Back during the 2013 Spring Racing Carnival rail operator Metro Trains Melbourne ran an advertising campaign titled ‘The Uninformed Guide‘, featuring a fake newspaper that mixed a satirical form guide with targeted tips for racegoers who never catch the train.
Stay uninformed 🙂 pic.twitter.com/jS3YSjpHdJ
— Metro Trains (@metrotrains) November 2, 2013
The name was rather appropriate, as the ordinary passenger waiting on the platform is similarly uninformed.
Keeping passengers informed
At most stations, the only forms of information available to passengers is a printed timetable, automated announcements that kick in one minute before each train arrives, and a ‘talking brick’ that announces the next three trains to depart each time the button is pressed.
When an ordinary passenger walks onto the platform at their local suburban railway station, there are a few things they want to know.
- What time does the next train depart
- Here is that train going to
- Where does the train stop on the way
- If I miss the next train, how long until the next one
The ‘talking brick’ is the key way for passengers to find out the above information, but the way it is delivered is inefficient, as seen in this transcript of a typical message:
Services departing Kensington station platform 2 are the:
1:05pm Craigieburn, stopping all stations to Craigieburn, departing platform 2 in 5 minutes
1:25pm Craigieburn, stopping all stations to Craigieburn, departing platform 2 in 25 minutes
1:45pm Craigieburn, stopping all stations to Craigieburn, departing platform 2 in 45 minutes
When travelling with myki, remember to touch on and touch off.
The key piece of information for a regular traveller is ‘how long until my train departs’ – yet in the typical message from the talking brick that is hidden at the end of the long-winded spiel telling you:
- station name (I know where I am!)
- platform number (I know that too!)
- timetabled departure time (if the train is late, I can’t do anything about it!)
- stopping pattern (sometimes useful, but best left to the end of the message!)
In addition, if you’re standing there just as a train rumbles into the opposite platform and drowns out the announcement, you need to wait for the stupid myki spiel to finish before you can try again and push the button a second time.
Given how frustrating listening to train information is, back in the early 2000s a limited number of suburban railway stations across Melbourne received LED next train displays on their platforms.
The critical ‘time until departure’ information is displayed on these screens 100% of the time: along with the destination and scheduled departure time on the top line, and the stopping pattern scrolling along on the bottom line.
The majority of these LED displays were installed by Connex under a program called ‘Stations Plus’, in the days when they only operated half of the suburban network.
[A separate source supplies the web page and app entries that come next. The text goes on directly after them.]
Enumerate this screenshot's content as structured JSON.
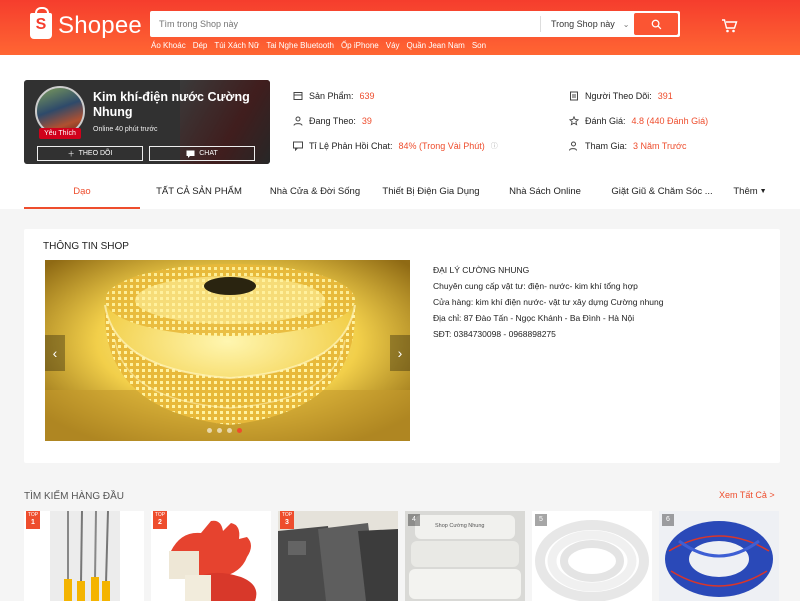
{
  "header": {
    "logo_text": "Shopee",
    "search_placeholder": "Tìm trong Shop này",
    "search_scope": "Trong Shop này",
    "hints": [
      "Áo Khoác",
      "Dép",
      "Túi Xách Nữ",
      "Tai Nghe Bluetooth",
      "Ốp iPhone",
      "Váy",
      "Quần Jean Nam",
      "Son"
    ]
  },
  "shop": {
    "name": "Kim khí-điện nước Cường Nhung",
    "online": "Online 40 phút trước",
    "badge": "Yêu Thích",
    "follow_label": "THEO DÕI",
    "chat_label": "CHAT",
    "stats": {
      "products_label": "Sản Phẩm:",
      "products_value": "639",
      "following_label": "Đang Theo:",
      "following_value": "39",
      "chat_label": "Tỉ Lệ Phản Hồi Chat:",
      "chat_value": "84% (Trong Vài Phút)",
      "followers_label": "Người Theo Dõi:",
      "followers_value": "391",
      "rating_label": "Đánh Giá:",
      "rating_value": "4.8 (440 Đánh Giá)",
      "joined_label": "Tham Gia:",
      "joined_value": "3 Năm Trước"
    }
  },
  "tabs": [
    "Dạo",
    "TẤT CẢ SẢN PHẨM",
    "Nhà Cửa & Đời Sống",
    "Thiết Bị Điện Gia Dụng",
    "Nhà Sách Online",
    "Giặt Giũ & Chăm Sóc ...",
    "Thêm"
  ],
  "info": {
    "title": "THÔNG TIN SHOP",
    "lines": [
      "ĐẠI LÝ CƯỜNG NHUNG",
      "Chuyên cung cấp vật tư: điện- nước- kim khí tổng hợp",
      "Cửa hàng: kim khí điện nước- vật tư xây dựng Cường nhung",
      "Địa chỉ: 87 Đào Tấn - Ngọc Khánh - Ba Đình - Hà Nội",
      "SĐT: 0384730098 - 0968898275"
    ],
    "slide_count": 4,
    "active_slide": 3
  },
  "top_search": {
    "title": "TÌM KIẾM HÀNG ĐẦU",
    "see_all": "Xem Tất Cả",
    "top_label": "TOP",
    "items": [
      {
        "rank": "1"
      },
      {
        "rank": "2"
      },
      {
        "rank": "3"
      },
      {
        "rank": "4",
        "caption": "Shop Cường Nhung"
      },
      {
        "rank": "5"
      },
      {
        "rank": "6"
      }
    ]
  },
  "colors": {
    "brand": "#ee4d2d",
    "header_top": "#f53d2d",
    "header_bottom": "#ff6633"
  }
}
The result of this is stations on the Lilydale, Belgrave, Glen Waverley and Hurstbridge lines are well served by the displays, and anyone out in the southern and western suburbs dependant on the frustrating talking bricks.
In the years before Metro took over the suburban network, installation of next train displays at existing stations stalled, but at least new stations haven’t been left in the lurch.
New stations such as Lynbrook, Cardinia Road, South Morang and Coolaroo have all received LED next train displays as part of their initial fitout; as have recently upgraded stations such as Laverton and Epping.
The only downside of the early LED display installations is that they can’t be read from everywhere on the platform, but even that has been fixed in the years since – three sets of displays per platform now appears to be the now standard, as seen at the recently reopened Footscray platform 1.
Now all we need is the government to the rest of Melbourne’s rail network out of the stone ages, and fund the installation of LED screens on every other platform!
The deployment of visual displays for train departures is also an important part of complying with the Disability Discrimination Act – audio announcements are useless to anyone who is deaf or hearing impaired.